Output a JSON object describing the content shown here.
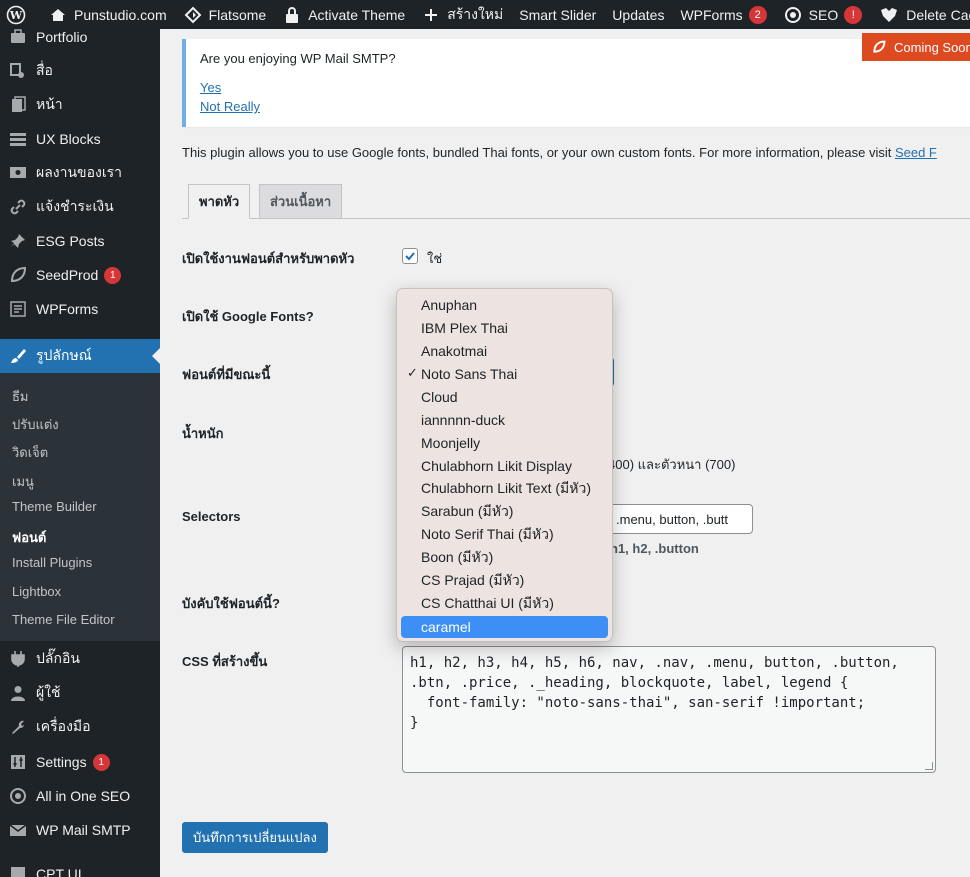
{
  "adminbar": {
    "site": "Punstudio.com",
    "items": [
      {
        "label": "Flatsome"
      },
      {
        "label": "Activate Theme"
      },
      {
        "label": "สร้างใหม่"
      },
      {
        "label": "Smart Slider"
      },
      {
        "label": "Updates"
      },
      {
        "label": "WPForms",
        "badge": "2"
      },
      {
        "label": "SEO",
        "badge": "!"
      },
      {
        "label": "Delete Cache"
      }
    ]
  },
  "sidebar": {
    "items": [
      {
        "label": "Portfolio"
      },
      {
        "label": "สื่อ"
      },
      {
        "label": "หน้า"
      },
      {
        "label": "UX Blocks"
      },
      {
        "label": "ผลงานของเรา"
      },
      {
        "label": "แจ้งชำระเงิน"
      },
      {
        "label": "ESG Posts"
      },
      {
        "label": "SeedProd",
        "count": "1"
      },
      {
        "label": "WPForms"
      },
      {
        "label": "รูปลักษณ์"
      },
      {
        "label": "ปลั๊กอิน"
      },
      {
        "label": "ผู้ใช้"
      },
      {
        "label": "เครื่องมือ"
      },
      {
        "label": "Settings",
        "count": "1"
      },
      {
        "label": "All in One SEO"
      },
      {
        "label": "WP Mail SMTP"
      },
      {
        "label": "CPT UI"
      }
    ],
    "submenu": [
      "ธีม",
      "ปรับแต่ง",
      "วิดเจ็ต",
      "เมนู",
      "Theme Builder",
      "ฟอนต์",
      "Install Plugins",
      "Lightbox",
      "Theme File Editor"
    ]
  },
  "notice": {
    "question": "Are you enjoying WP Mail SMTP?",
    "yes": "Yes",
    "no": "Not Really"
  },
  "coming_soon": "Coming Soon",
  "description": {
    "text": "This plugin allows you to use Google fonts, bundled Thai fonts, or your own custom fonts. For more information, please visit ",
    "link": "Seed F"
  },
  "tabs": [
    "พาดหัว",
    "ส่วนเนื้อหา"
  ],
  "form": {
    "enable_label": "เปิดใช้งานฟอนต์สำหรับพาดหัว",
    "enable_value": "ใช่",
    "google_label": "เปิดใช้ Google Fonts?",
    "font_label": "ฟอนต์ที่มีขณะนี้",
    "weight_label": "น้ำหนัก",
    "weight_text": "400) และตัวหนา (700)",
    "selectors_label": "Selectors",
    "selectors_value": ".menu, button, .butt",
    "selectors_hint": "h1, h2, .button",
    "force_label": "บังคับใช้ฟอนต์นี้?",
    "css_label": "CSS ที่สร้างขึ้น",
    "css_value": "h1, h2, h3, h4, h5, h6, nav, .nav, .menu, button, .button,\n.btn, .price, ._heading, blockquote, label, legend {\n  font-family: \"noto-sans-thai\", san-serif !important;\n}",
    "save_label": "บันทึกการเปลี่ยนแปลง"
  },
  "dropdown": {
    "options": [
      "Anuphan",
      "IBM Plex Thai",
      "Anakotmai",
      "Noto Sans Thai",
      "Cloud",
      "iannnnn-duck",
      "Moonjelly",
      "Chulabhorn Likit Display",
      "Chulabhorn Likit Text (มีหัว)",
      "Sarabun (มีหัว)",
      "Noto Serif Thai (มีหัว)",
      "Boon (มีหัว)",
      "CS Prajad (มีหัว)",
      "CS Chatthai UI (มีหัว)",
      "caramel"
    ],
    "checked": "Noto Sans Thai",
    "highlighted": "caramel",
    "check_mark": "✓"
  },
  "colors": {
    "admin_bg": "#1d2327",
    "accent": "#2271b1",
    "badge": "#d63638",
    "coming_soon": "#dd4a1f",
    "dropdown_highlight": "#3d8ff5"
  }
}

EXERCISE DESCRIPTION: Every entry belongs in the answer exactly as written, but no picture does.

ANSWER BOX:
Output a JSON object describing the content shown here.
{
  "adminbar": {
    "site": "Punstudio.com",
    "items": [
      {
        "label": "Flatsome"
      },
      {
        "label": "Activate Theme"
      },
      {
        "label": "สร้างใหม่"
      },
      {
        "label": "Smart Slider"
      },
      {
        "label": "Updates"
      },
      {
        "label": "WPForms",
        "badge": "2"
      },
      {
        "label": "SEO",
        "badge": "!"
      },
      {
        "label": "Delete Cache"
      }
    ]
  },
  "sidebar": {
    "items": [
      {
        "label": "Portfolio"
      },
      {
        "label": "สื่อ"
      },
      {
        "label": "หน้า"
      },
      {
        "label": "UX Blocks"
      },
      {
        "label": "ผลงานของเรา"
      },
      {
        "label": "แจ้งชำระเงิน"
      },
      {
        "label": "ESG Posts"
      },
      {
        "label": "SeedProd",
        "count": "1"
      },
      {
        "label": "WPForms"
      },
      {
        "label": "รูปลักษณ์"
      },
      {
        "label": "ปลั๊กอิน"
      },
      {
        "label": "ผู้ใช้"
      },
      {
        "label": "เครื่องมือ"
      },
      {
        "label": "Settings",
        "count": "1"
      },
      {
        "label": "All in One SEO"
      },
      {
        "label": "WP Mail SMTP"
      },
      {
        "label": "CPT UI"
      }
    ],
    "submenu": [
      "ธีม",
      "ปรับแต่ง",
      "วิดเจ็ต",
      "เมนู",
      "Theme Builder",
      "ฟอนต์",
      "Install Plugins",
      "Lightbox",
      "Theme File Editor"
    ]
  },
  "notice": {
    "question": "Are you enjoying WP Mail SMTP?",
    "yes": "Yes",
    "no": "Not Really"
  },
  "coming_soon": "Coming Soon",
  "description": {
    "text": "This plugin allows you to use Google fonts, bundled Thai fonts, or your own custom fonts. For more information, please visit ",
    "link": "Seed F"
  },
  "tabs": [
    "พาดหัว",
    "ส่วนเนื้อหา"
  ],
  "form": {
    "enable_label": "เปิดใช้งานฟอนต์สำหรับพาดหัว",
    "enable_value": "ใช่",
    "google_label": "เปิดใช้ Google Fonts?",
    "font_label": "ฟอนต์ที่มีขณะนี้",
    "weight_label": "น้ำหนัก",
    "weight_text": "400) และตัวหนา (700)",
    "selectors_label": "Selectors",
    "selectors_value": ".menu, button, .butt",
    "selectors_hint": "h1, h2, .button",
    "force_label": "บังคับใช้ฟอนต์นี้?",
    "css_label": "CSS ที่สร้างขึ้น",
    "css_value": "h1, h2, h3, h4, h5, h6, nav, .nav, .menu, button, .button,\n.btn, .price, ._heading, blockquote, label, legend {\n  font-family: \"noto-sans-thai\", san-serif !important;\n}",
    "save_label": "บันทึกการเปลี่ยนแปลง"
  },
  "dropdown": {
    "options": [
      "Anuphan",
      "IBM Plex Thai",
      "Anakotmai",
      "Noto Sans Thai",
      "Cloud",
      "iannnnn-duck",
      "Moonjelly",
      "Chulabhorn Likit Display",
      "Chulabhorn Likit Text (มีหัว)",
      "Sarabun (มีหัว)",
      "Noto Serif Thai (มีหัว)",
      "Boon (มีหัว)",
      "CS Prajad (มีหัว)",
      "CS Chatthai UI (มีหัว)",
      "caramel"
    ],
    "checked": "Noto Sans Thai",
    "highlighted": "caramel",
    "check_mark": "✓"
  },
  "colors": {
    "admin_bg": "#1d2327",
    "accent": "#2271b1",
    "badge": "#d63638",
    "coming_soon": "#dd4a1f",
    "dropdown_highlight": "#3d8ff5"
  }
}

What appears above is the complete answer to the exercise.